I guess it depends how you define dead.
By some definitions we can, but only for limited periods.
The colder it is, the longer we have to resuscitate people.
That is what AEDs do for someone who has had a serious heart attack of certain types, if applied in time they will restart someone’s heart and bring them back to life. Without such devices they are dead.
I had a friend who had a serious car accident, broke most of the bones in his body, and ended up face down in seawater in the middle of winter. He was like that for about an hour. A thing called “the mammalian dive reflex” cut in, and several teams of expert surgeons spent a couple of days working on his body kept on ice, and eventually restarted it. He did come back from the dead, but not without serious changes in his personality and memory – a lot of function had been disrupted.
Once the cells of the brain die in number, that is it for us. Our experience of being does in fact seem to be the operation of a software system running on the very complex and squishy hardware that is the human body. All of our memories and tendencies to thoughts or feelings do actually seem to be encoded in those exceptionally complex systems. And the computational complexity of those systems is vast.

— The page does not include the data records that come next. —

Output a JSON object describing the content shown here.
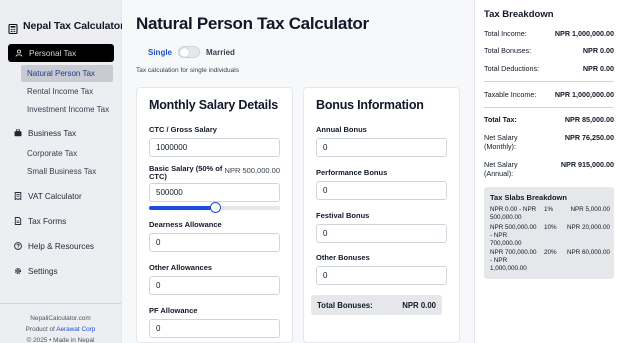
{
  "app": {
    "name": "Nepal Tax Calculator"
  },
  "sidebar": {
    "items": [
      {
        "label": "Personal Tax",
        "icon": "user-icon"
      },
      {
        "label": "Natural Person Tax"
      },
      {
        "label": "Rental Income Tax"
      },
      {
        "label": "Investment Income Tax"
      },
      {
        "label": "Business Tax",
        "icon": "briefcase-icon"
      },
      {
        "label": "Corporate Tax"
      },
      {
        "label": "Small Business Tax"
      },
      {
        "label": "VAT Calculator",
        "icon": "receipt-icon"
      },
      {
        "label": "Tax Forms",
        "icon": "document-icon"
      },
      {
        "label": "Help & Resources",
        "icon": "help-icon"
      },
      {
        "label": "Settings",
        "icon": "gear-icon"
      }
    ],
    "footer": {
      "site": "NepaliCalculator.com",
      "product_prefix": "Product of ",
      "company": "Aerawat Corp",
      "copyright": "© 2025 • Made in Nepal"
    }
  },
  "main": {
    "title": "Natural Person Tax Calculator",
    "toggle": {
      "left": "Single",
      "right": "Married",
      "on": false
    },
    "subtitle": "Tax calculation for single individuals",
    "salary": {
      "heading": "Monthly Salary Details",
      "ctc_label": "CTC / Gross Salary",
      "ctc_value": "1000000",
      "basic_label": "Basic Salary (50% of CTC)",
      "basic_aside": "NPR 500,000.00",
      "basic_value": "500000",
      "basic_ratio": 0.5,
      "dearness_label": "Dearness Allowance",
      "dearness_value": "0",
      "other_allow_label": "Other Allowances",
      "other_allow_value": "0",
      "pf_label": "PF Allowance",
      "pf_value": "0"
    },
    "bonus": {
      "heading": "Bonus Information",
      "annual_label": "Annual Bonus",
      "annual_value": "0",
      "performance_label": "Performance Bonus",
      "performance_value": "0",
      "festival_label": "Festival Bonus",
      "festival_value": "0",
      "other_label": "Other Bonuses",
      "other_value": "0",
      "total_label": "Total Bonuses:",
      "total_value": "NPR 0.00"
    }
  },
  "breakdown": {
    "heading": "Tax Breakdown",
    "total_income_label": "Total Income:",
    "total_income": "NPR 1,000,000.00",
    "total_bonuses_label": "Total Bonuses:",
    "total_bonuses": "NPR 0.00",
    "total_deductions_label": "Total Deductions:",
    "total_deductions": "NPR 0.00",
    "taxable_label": "Taxable Income:",
    "taxable": "NPR 1,000,000.00",
    "total_tax_label": "Total Tax:",
    "total_tax": "NPR 85,000.00",
    "net_monthly_label": "Net Salary (Monthly):",
    "net_monthly": "NPR 76,250.00",
    "net_annual_label": "Net Salary (Annual):",
    "net_annual": "NPR 915,000.00",
    "slabs_heading": "Tax Slabs Breakdown",
    "slabs": [
      {
        "range": "NPR 0.00 - NPR 500,000.00",
        "rate": "1%",
        "tax": "NPR 5,000.00"
      },
      {
        "range": "NPR 500,000.00 - NPR 700,000.00",
        "rate": "10%",
        "tax": "NPR 20,000.00"
      },
      {
        "range": "NPR 700,000.00 - NPR 1,000,000.00",
        "rate": "20%",
        "tax": "NPR 60,000.00"
      }
    ]
  },
  "colors": {
    "accent": "#1d4ed8",
    "sidebar_active": "#000000",
    "sub_active_bg": "#c8cbd2"
  }
}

And there are many subsystems that are sources of randomness and novelty that ensure we all do new and unusual things from time to time (more frequently in some contexts than others).